▶ **Task item**:
A single number is wanted: how many lines of the data include the string "visible".

▶ **Given data**:
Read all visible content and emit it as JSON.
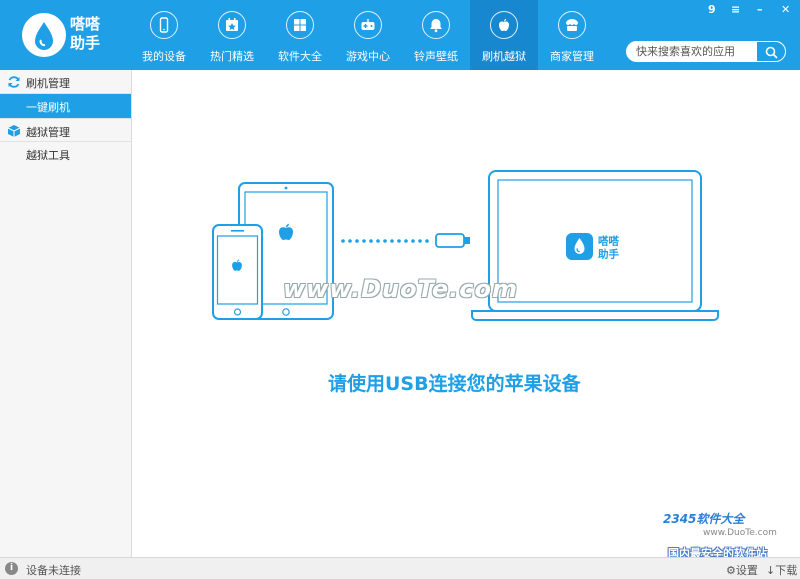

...

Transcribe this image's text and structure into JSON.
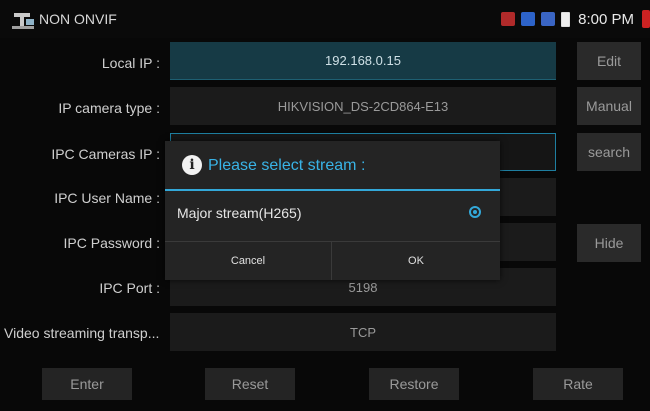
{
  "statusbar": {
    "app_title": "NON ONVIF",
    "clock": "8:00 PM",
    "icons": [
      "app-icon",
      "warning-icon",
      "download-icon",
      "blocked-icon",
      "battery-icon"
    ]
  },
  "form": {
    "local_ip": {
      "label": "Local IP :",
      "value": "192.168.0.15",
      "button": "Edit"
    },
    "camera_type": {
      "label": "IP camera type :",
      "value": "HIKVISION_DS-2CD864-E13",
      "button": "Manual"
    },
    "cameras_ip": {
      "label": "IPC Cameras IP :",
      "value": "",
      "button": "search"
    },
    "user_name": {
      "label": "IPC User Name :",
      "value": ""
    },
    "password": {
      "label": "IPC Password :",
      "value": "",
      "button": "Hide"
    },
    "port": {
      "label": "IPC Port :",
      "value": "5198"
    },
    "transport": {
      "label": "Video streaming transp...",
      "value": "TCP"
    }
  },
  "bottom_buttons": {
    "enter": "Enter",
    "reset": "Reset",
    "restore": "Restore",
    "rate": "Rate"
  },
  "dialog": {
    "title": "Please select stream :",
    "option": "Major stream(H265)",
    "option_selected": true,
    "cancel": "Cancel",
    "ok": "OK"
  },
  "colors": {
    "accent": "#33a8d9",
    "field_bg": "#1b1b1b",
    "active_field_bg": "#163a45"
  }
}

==

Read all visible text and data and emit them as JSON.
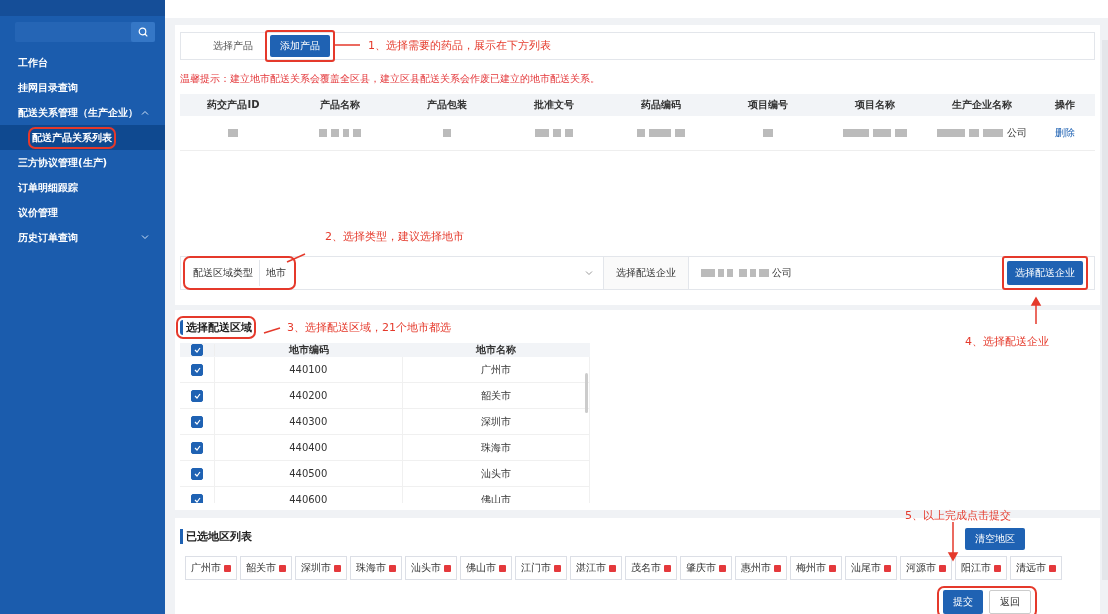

▶ **Response area**:
2